Hospital executive top-up payments: what we have and haven’t been told

Two Oireachtas committees have announced investigations into the revelations

The National Maternity Hospital in Dublin has stated that salaries and allowances are not supplemented from charitable donations. Photograph: Bryan O’Brien.

The National Maternity Hospital in Dublin has stated that salaries and allowances are not supplemented from charitable donations. Photograph: Bryan O’Brien.

Sat, Nov 23, 2013, 01:00

This time last week, “top-ups” referred to payments made by mobile users requiring phone credit. But in recent days the definition has broadened to include additional privately funded payments paid to the top brass of voluntary hospitals and other health bodies.

These organisations, defined as section 38 agencies, are the subject of a Department of Health report that contains the raw data from a HSE internal audit
of the earnings of senior management.

The audit findings first came into the public domain in late September; however, a major controversy over the issue of executive remuneration in the health service was sparked on Monday when The Irish Times revealed that an annual €30,000 top-up allowance paid by Our Lady’s Children’s Hospital to its chief executive was funded from the profits of shops on the hospital campus.

The days that followed brought more revelations about 13 organisations that were found to have been paying additional privately funded salaries/allowances
to senior managers.

Last night, a statement from the Department of Health said that of the 44 health service organisations questioned on whether they complied with public sector pay policy, 36 have provided the HSE with a reply. In 24 cases, the organisation “has returned a status of non-
compliance” and 12 have categorised themselves as compliant. Eight have yet to indicate their status.

The Department of Health and the HSE issued a new policy circular in late September stating that “non-
exchequer sources of funding may not be used to supplement approved rates of remuneration”. One of the questions thrown up by the revelations of the past week is who knew about these top-up payments that the Government has now determined to be unacceptable.
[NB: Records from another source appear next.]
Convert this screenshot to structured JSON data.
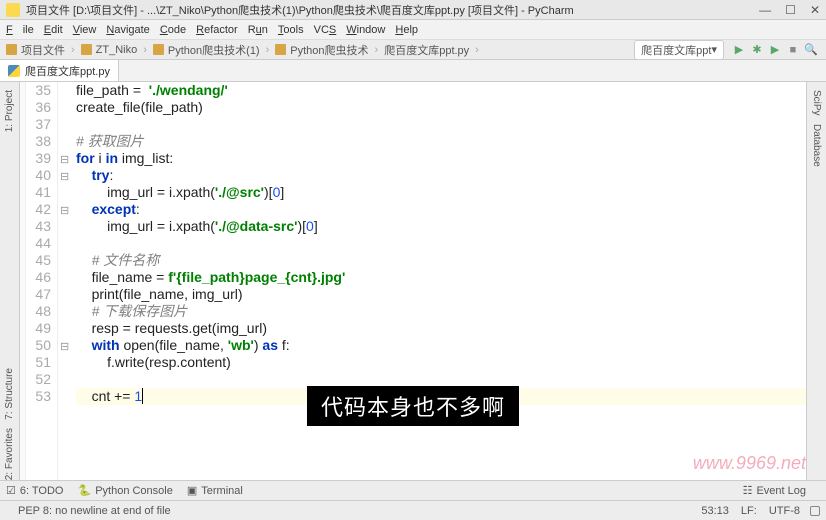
{
  "window": {
    "title": "项目文件 [D:\\项目文件] - ...\\ZT_Niko\\Python爬虫技术(1)\\Python爬虫技术\\爬百度文库ppt.py [项目文件] - PyCharm",
    "controls": {
      "min": "—",
      "max": "☐",
      "close": "✕"
    }
  },
  "menu": {
    "file": "File",
    "edit": "Edit",
    "view": "View",
    "navigate": "Navigate",
    "code": "Code",
    "refactor": "Refactor",
    "run": "Run",
    "tools": "Tools",
    "vcs": "VCS",
    "window": "Window",
    "help": "Help"
  },
  "breadcrumbs": [
    "项目文件",
    "ZT_Niko",
    "Python爬虫技术(1)",
    "Python爬虫技术",
    "爬百度文库ppt.py"
  ],
  "run_config": "爬百度文库ppt",
  "open_tab": "爬百度文库ppt.py",
  "left_tools": {
    "project": "1: Project",
    "structure": "7: Structure",
    "favorites": "2: Favorites"
  },
  "right_tools": {
    "scipy": "SciPy",
    "database": "Database"
  },
  "bottom_tabs": {
    "todo": "6: TODO",
    "console": "Python Console",
    "terminal": "Terminal",
    "event_log": "Event Log"
  },
  "status": {
    "left": "PEP 8: no newline at end of file",
    "pos": "53:13",
    "sep": "LF:",
    "enc": "UTF-8"
  },
  "gutter_start": 35,
  "code_lines": [
    {
      "t": "file_path =  './wendang/'",
      "seg": [
        [
          "",
          "file_path =  "
        ],
        [
          "str",
          "'./wendang/'"
        ]
      ],
      "indent": 0
    },
    {
      "t": "create_file(file_path)",
      "seg": [
        [
          "",
          "create_file(file_path)"
        ]
      ],
      "indent": 0
    },
    {
      "t": "",
      "seg": [],
      "indent": 0
    },
    {
      "t": "# 获取图片",
      "seg": [
        [
          "cmt",
          "# 获取图片"
        ]
      ],
      "indent": 0
    },
    {
      "t": "for i in img_list:",
      "seg": [
        [
          "kw",
          "for"
        ],
        [
          "",
          " i "
        ],
        [
          "kw",
          "in"
        ],
        [
          "",
          " img_list:"
        ]
      ],
      "indent": 0,
      "fold": "-"
    },
    {
      "t": "try:",
      "seg": [
        [
          "kw",
          "try"
        ],
        [
          "",
          ":"
        ]
      ],
      "indent": 1,
      "fold": "-"
    },
    {
      "t": "img_url = i.xpath('./@src')[0]",
      "seg": [
        [
          "",
          "img_url = i.xpath("
        ],
        [
          "str",
          "'./@src'"
        ],
        [
          "",
          ")["
        ],
        [
          "num",
          "0"
        ],
        [
          "",
          "]"
        ]
      ],
      "indent": 2
    },
    {
      "t": "except:",
      "seg": [
        [
          "kw",
          "except"
        ],
        [
          "",
          ":"
        ]
      ],
      "indent": 1,
      "fold": "-"
    },
    {
      "t": "img_url = i.xpath('./@data-src')[0]",
      "seg": [
        [
          "",
          "img_url = i.xpath("
        ],
        [
          "str",
          "'./@data-src'"
        ],
        [
          "",
          ")["
        ],
        [
          "num",
          "0"
        ],
        [
          "",
          "]"
        ]
      ],
      "indent": 2
    },
    {
      "t": "",
      "seg": [],
      "indent": 0
    },
    {
      "t": "# 文件名称",
      "seg": [
        [
          "cmt",
          "# 文件名称"
        ]
      ],
      "indent": 1
    },
    {
      "t": "file_name = f'{file_path}page_{cnt}.jpg'",
      "seg": [
        [
          "",
          "file_name = "
        ],
        [
          "str",
          "f'"
        ],
        [
          "fstr",
          "{file_path}"
        ],
        [
          "str",
          "page_"
        ],
        [
          "fstr",
          "{cnt}"
        ],
        [
          "str",
          ".jpg'"
        ]
      ],
      "indent": 1
    },
    {
      "t": "print(file_name, img_url)",
      "seg": [
        [
          "",
          "print(file_name, img_url)"
        ]
      ],
      "indent": 1
    },
    {
      "t": "# 下载保存图片",
      "seg": [
        [
          "cmt",
          "# 下载保存图片"
        ]
      ],
      "indent": 1
    },
    {
      "t": "resp = requests.get(img_url)",
      "seg": [
        [
          "",
          "resp = requests.get(img_url)"
        ]
      ],
      "indent": 1
    },
    {
      "t": "with open(file_name, 'wb') as f:",
      "seg": [
        [
          "kw",
          "with"
        ],
        [
          "",
          " open(file_name, "
        ],
        [
          "str",
          "'wb'"
        ],
        [
          "",
          ") "
        ],
        [
          "kw",
          "as"
        ],
        [
          "",
          " f:"
        ]
      ],
      "indent": 1,
      "fold": "-"
    },
    {
      "t": "f.write(resp.content)",
      "seg": [
        [
          "",
          "f.write(resp.content)"
        ]
      ],
      "indent": 2
    },
    {
      "t": "",
      "seg": [],
      "indent": 0
    },
    {
      "t": "cnt += 1",
      "seg": [
        [
          "",
          "cnt += "
        ],
        [
          "num",
          "1"
        ]
      ],
      "indent": 1,
      "hl": true,
      "caret": true
    }
  ],
  "caption": "代码本身也不多啊",
  "watermark": "www.9969.net"
}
Something else that remains unclear is how
such private payments are being funded. This has led
to concerns of salaries and allowances being supplemented by charitable donations, although a number of organisations, including the National Maternity Hospital, have stated categorically that this is not the case.

So what now? Taoiseach Enda Kenny has insisted that “unauthorised and unapproved top-up payments from non-exchequer sources . . . must and will stop”,
a position Minister for Health James Reilly mirrors.

Two Oireachtas committees have now announced investigations into the revelations.

One of them, the Dáil Public Accounts Committee, is to call officials from the Department of Health and the HSE to appear before it and will write to all Government departments to inquire if similar payments are in place in other public bodies.

Whatever the outcome, expect “top-up” payments
to be in the headlines for a long time to come.